Or, on account of rejection, or casting off; as réparxépa: for , is written under the syllable from which the rejection is made.
Nouns ending in ans, ons, and gentiles in ons, as also the compounds of πωλώ, I sell, μετρώ, I measure, τρίβω, I
I rub, form the vocative sing. in a short; as â cátqand, O president, śmiséta, master, Exuta, o Scythian, &c.
Nouns ending in gal, and a pure, make the genitive sing. in as, and dative in ce; as, ségu, a day, -05, -q, Qiricy friendship, -as, -qe.
A letter or syllable is called pure, which is preceded by a vowel or diphthong. [Aswin toéw, and impure with a consonant before it as w in Turlw
THE SECOND DECLENSION. The second declension includes nouns of two terminations, and of all genders: in a of the masculine and feminine, and in oy of the neuter; as,
Sing. N. á nóny -G, the word, G. -8, D. -^, A. -Oy,
D. A. -ov, V.-oy.
* So also do nouns in a, contractes of ad, as uvā from pyaa. Contraction is the drawing of two s. llables into one.
Certain nouns of this declension acquire a new form peculiar to the Attics, by changing • pure into w, and the penultimate, a or as into t; as, naós, the people, reás, ávágorov, a parlour, ávazcov; and are thus declined:
Sing. N. ó a-gas, G. -6à, D. -eo, A. ew, V.-sds.
A. -SWISS Some nouns also, which have not the last vowel pure, follow this form, except that, for the most part, they make their accusative in w* viz."Anws, a court-yard, acyws, a hare; and some proper names. So also "Ews, Aurora, accusative "Ew.
There are also some feminines in w, and ttwo in ws, of a mixed form: that is, in the gen. dat. and accus. sing. declined as imparisyllabic, and also contracted; but in the dual and plural not differing from the common form in ; as,
S. N. j Asy-à, a female, G. -ó-gs, D. -6 -67, A.-6, -w, V.-om.
Dual. N. A. V. -ú, G. D.-01.
N. B. In each number, the nom. acc. and voc. of neuters are the same; and in the plural, the Attic form excepted, they end in a.

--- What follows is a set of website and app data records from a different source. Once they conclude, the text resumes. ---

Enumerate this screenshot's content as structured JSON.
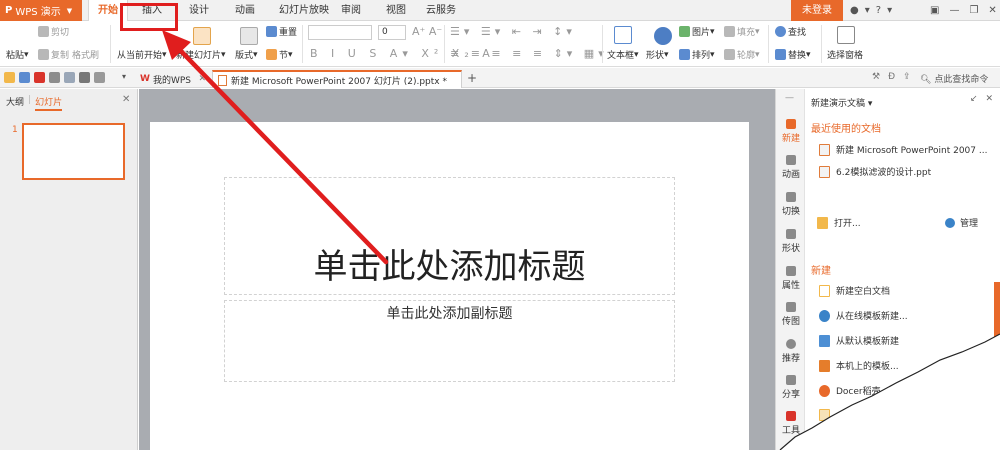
{
  "app": {
    "logo": "P",
    "name": "WPS 演示"
  },
  "menu_tabs": [
    {
      "label": "开始",
      "active": true
    },
    {
      "label": "插入",
      "active": false
    },
    {
      "label": "设计",
      "active": false
    },
    {
      "label": "动画",
      "active": false
    },
    {
      "label": "幻灯片放映",
      "active": false
    },
    {
      "label": "审阅",
      "active": false
    },
    {
      "label": "视图",
      "active": false
    },
    {
      "label": "云服务",
      "active": false
    }
  ],
  "login_label": "未登录",
  "ribbon": {
    "paste": "粘贴",
    "cut": "剪切",
    "copy": "复制",
    "format_painter": "格式刷",
    "from_current": "从当前开始",
    "new_slide": "新建幻灯片",
    "layout": "版式",
    "section": "节",
    "reset": "重置",
    "font_size": "0",
    "textbox": "文本框",
    "shape": "形状",
    "picture": "图片",
    "fill": "填充",
    "arrange": "排列",
    "outline": "轮廓",
    "find": "查找",
    "replace": "替换",
    "selection_pane": "选择窗格"
  },
  "doc_tabs": {
    "wps_tab": "我的WPS",
    "current_tab": "新建 Microsoft PowerPoint 2007 幻灯片 (2).pptx *",
    "add": "+"
  },
  "search_command": "点此查找命令",
  "left_pane": {
    "tab_outline": "大纲",
    "tab_slides": "幻灯片",
    "slide_number": "1"
  },
  "slide": {
    "title_placeholder": "单击此处添加标题",
    "subtitle_placeholder": "单击此处添加副标题"
  },
  "vertical_strip": [
    "新建",
    "动画",
    "切换",
    "形状",
    "属性",
    "传图",
    "推荐",
    "分享",
    "工具"
  ],
  "task_pane": {
    "header": "新建演示文稿",
    "recent_title": "最近使用的文档",
    "recent_docs": [
      "新建 Microsoft PowerPoint 2007 ...",
      "6.2模拟滤波的设计.ppt"
    ],
    "open": "打开...",
    "manage": "管理",
    "new_title": "新建",
    "new_items": [
      "新建空白文档",
      "从在线模板新建...",
      "从默认模板新建",
      "本机上的模板...",
      "Docer稻壳..."
    ]
  },
  "colors": {
    "accent": "#e8692a",
    "annotation": "#e01e1e"
  }
}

THE THIRD DECLENSION IMPARISYLLABIC.
The third declension has nine terminations: three vowels, aby by vg of the neuter gender; w of the feminine; and five consonants, v, , g, s, t, of all genders.
Sing.. N. o totáv, Titan, G. Titão G, D. -- A. -c, V. ώ τιτάν.
Dual. N. A. V.-s, G. D.-o.v.
† Aidas, modesty, and ws, Aurora, are seldom found in the plural.
See the third rule.